Review of the MMP voting system
What is the review about?
The purpose of the review is to recommend changes to the way MMP works, and will give everybody the chance to have their say on improvements that might be made to the MMP voting system.
The review was triggered as a result of the 26 November 2011 referendum on the voting system, held in conjunction with the General Election.
What was the result of the referendum?
There were two questions asked in the referendum. The first question asked voters if they wanted to keep MMP as the voting system we use or change to a different system. The second question asked voters to choose between four alternative voting systems if there was a change.
Because 57.77 % of voters opted to keep MMP, an independent review must now be set up to ask people about possible changes to MMP.
How did it come about?
The review forms part of a package of electoral reforms initiated in 2010 which included new electoral finance laws and a review of New Zealand’s constitutional arrangements. More information about these initiatives is available at the Ministry of Justice website.
In December 2010 the Electoral Referendum Act 2010 was passed which set out the details of the referendum on the voting system. The referendum was held at the same time as the 2011 General Election.
Why was the referendum held at the same time as the 2011 General Election?
The referendum was an opportunity for New Zealanders to have their say on the voting system we use to elect our Parliaments in the future. Because it is an important constitutional issue, it was vital that as many voters as possible had their say. Holding the referendum at the same time as the General Election made it easy for voters to take part.

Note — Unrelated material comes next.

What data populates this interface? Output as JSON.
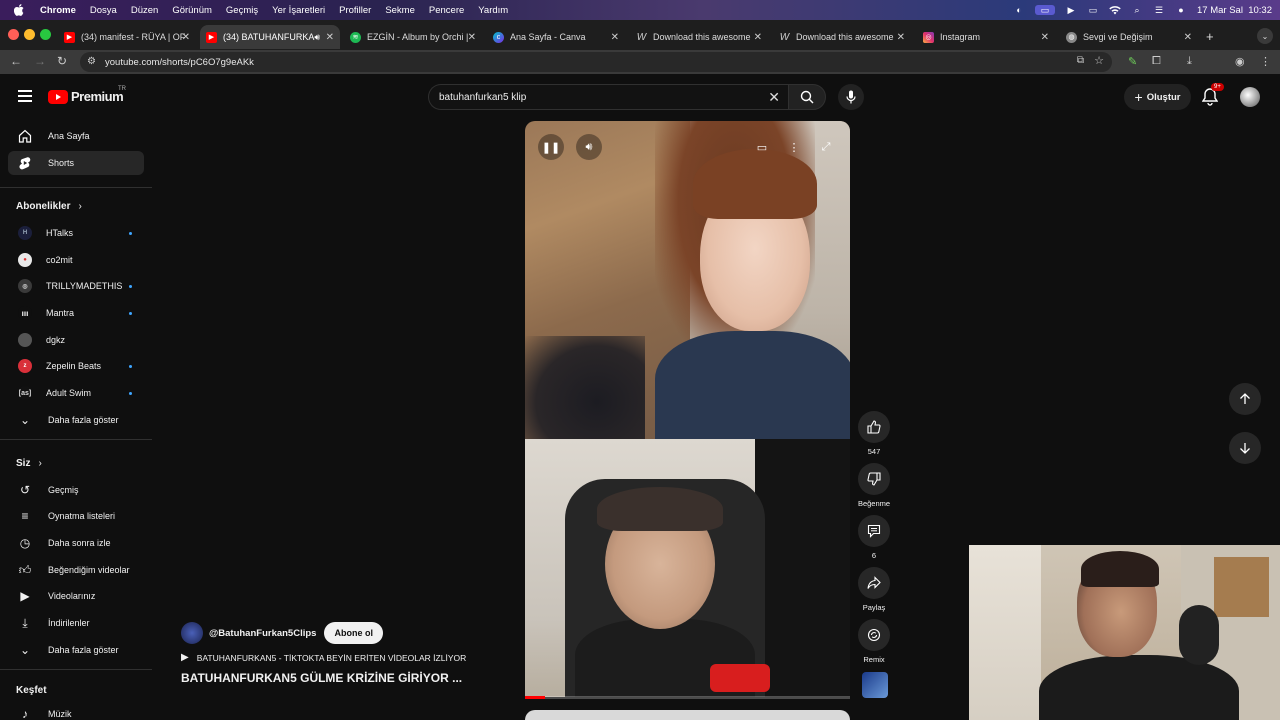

Who is doing the review of MMP?
The Electoral Commission (the Commission) is undertaking the review. It is an independent body.
What is being reviewed?

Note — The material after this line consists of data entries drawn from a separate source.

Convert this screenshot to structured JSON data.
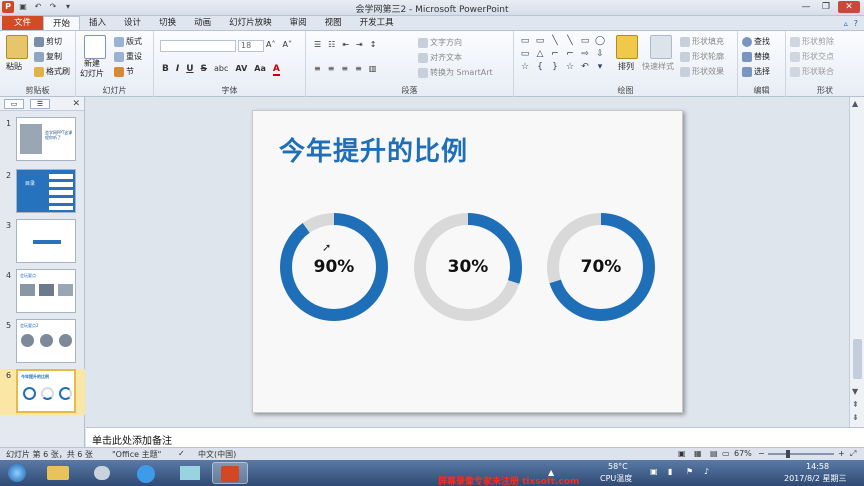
{
  "window": {
    "title": "会学网第三2 - Microsoft PowerPoint",
    "controls": [
      "minimize",
      "maximize",
      "close"
    ]
  },
  "ribbon_tabs": [
    "文件",
    "开始",
    "插入",
    "设计",
    "切换",
    "动画",
    "幻灯片放映",
    "审阅",
    "视图",
    "开发工具"
  ],
  "active_tab": "开始",
  "clipboard": {
    "paste": "粘贴",
    "cut": "剪切",
    "copy": "复制",
    "format_painter": "格式刷",
    "label": "剪贴板"
  },
  "slides_group": {
    "new_slide": "新建\n幻灯片",
    "layout": "版式",
    "reset": "重设",
    "section": "节",
    "label": "幻灯片"
  },
  "font_group": {
    "font_name": "",
    "font_size": "18",
    "label": "字体",
    "buttons": [
      "B",
      "I",
      "U",
      "S",
      "abc",
      "AV",
      "Aa",
      "A"
    ]
  },
  "paragraph_group": {
    "text_direction": "文字方向",
    "align_text": "对齐文本",
    "smartart": "转换为 SmartArt",
    "label": "段落"
  },
  "drawing_group": {
    "arrange": "排列",
    "quick_styles": "快速样式",
    "shape_fill": "形状填充",
    "shape_outline": "形状轮廓",
    "shape_effects": "形状效果",
    "label": "绘图"
  },
  "editing_group": {
    "find": "查找",
    "replace": "替换",
    "select": "选择",
    "label": "编辑"
  },
  "shapes_group": {
    "shape_cut": "形状剪除",
    "shape_intersect": "形状交点",
    "shape_union": "形状联合",
    "label": "形状"
  },
  "thumbnails": [
    {
      "number": "1",
      "caption": "会学网PPT这课程你听了"
    },
    {
      "number": "2",
      "caption": "目录"
    },
    {
      "number": "3",
      "caption": ""
    },
    {
      "number": "4",
      "caption": "会玩要点"
    },
    {
      "number": "5",
      "caption": "会玩要点2"
    },
    {
      "number": "6",
      "caption": "今年提升的比例"
    }
  ],
  "selected_slide": 6,
  "slide": {
    "title": "今年提升的比例",
    "rings": [
      {
        "label": "90%",
        "value": 0.9
      },
      {
        "label": "30%",
        "value": 0.3
      },
      {
        "label": "70%",
        "value": 0.7
      }
    ],
    "colors": {
      "accent": "#1e6fb8",
      "track": "#d9d9d9",
      "title": "#1e6fb8"
    }
  },
  "notes_placeholder": "单击此处添加备注",
  "statusbar": {
    "slide_info": "幻灯片 第 6 张，共 6 张",
    "theme": "\"Office 主题\"",
    "language": "中文(中国)",
    "zoom": "67%"
  },
  "taskbar": {
    "temp": "58°C",
    "cpu": "CPU温度",
    "time": "14:58",
    "date": "2017/8/2 星期三",
    "watermark": "屏幕录像专家未注册 tlxsoft.com"
  }
}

The Electoral Referendum Act 2010 sets out the issues the Commission must consider. These are—
- What thresholds parties should have to cross to qualify for an allocation of list seats in Parliament,
- Whether list MPs should be able to stand as candidates in a by-election,
- Whether a person should be able to stand as a candidate both for an electorate seat and on a party list,
- Whether voters or political parties should decide the order of candidates on a party list,
- What should happen when a party wins more electorate seats than it would be entitled to under its share of the party vote,
- The effects of population growth on the ratio of electorate seats to list seats, and
Parliament has excluded Māori representation and the number of Members of Parliament from the review.
The Minister of Justice or Parliament can direct the Commission to review other matters and the Commission itself has the power to include other aspects of the MMP voting system, including matters raised with it by the public.
What is not included in the review?
The Electoral Referendum Act 2010 does not allow the Commission to review the number of MPs we have, or Māori representation.
These issues are included in the review of New Zealand’s constitutional arrangements. Information about this review is available at the Ministry of Justice website.
Who decided what to review?
All the details about the review can be found in the Electoral Referendum Act 2010
Section 75 of the Electoral Referendum Act 2010—
(1) The Electoral Commission must commence a review of the mixed member proportional representation voting system for the House of Representatives as soon as practicable after the result of the referendum is declared under section 20.
(2) The purpose of the review is to—
(a) determine through a public consultative process whether changes to MMP are necessary or desirable; and
(b) make any recommendations for changes to the system to the Minister of Justice.
What is the timeline for the review?
The Commission must present a report to the Minister of Justice by 31 October 2012 with recommendations on whether any changes to MMP are necessary or desirable. As soon as practicable after receiving the report, the Minister must present a copy of it to Parliament.
What is the process for the review?
The public submission process begins on 13 February, with the launch of the dedicated website and consultation paper. Public submissions are open until the end of May, and can be made online, by email, by post and in person at public hearings.
Once all submissions are received, the Commission will develop a set of proposals, based on the information and views presented in submissions and from the public hearings. These will be released as a Proposal Paper in August, and the public will again be invited to comment.
A final recommendation paper will be presented to the Minister of Justice by 31 October.
How can the public get involved?
Any member of the public, either individually or representing a group or organisation, is invited to make a submission to the Commission. There are several ways to do this. Submissions can be made online, emailed, or on paper and can then be presented in person at public hearings. The public will also be invited to comment on the Proposal paper released in August.
What happens after the Commission’s report is presented?
It will be for Parliament to decide what to do with the Commission’s recommendations.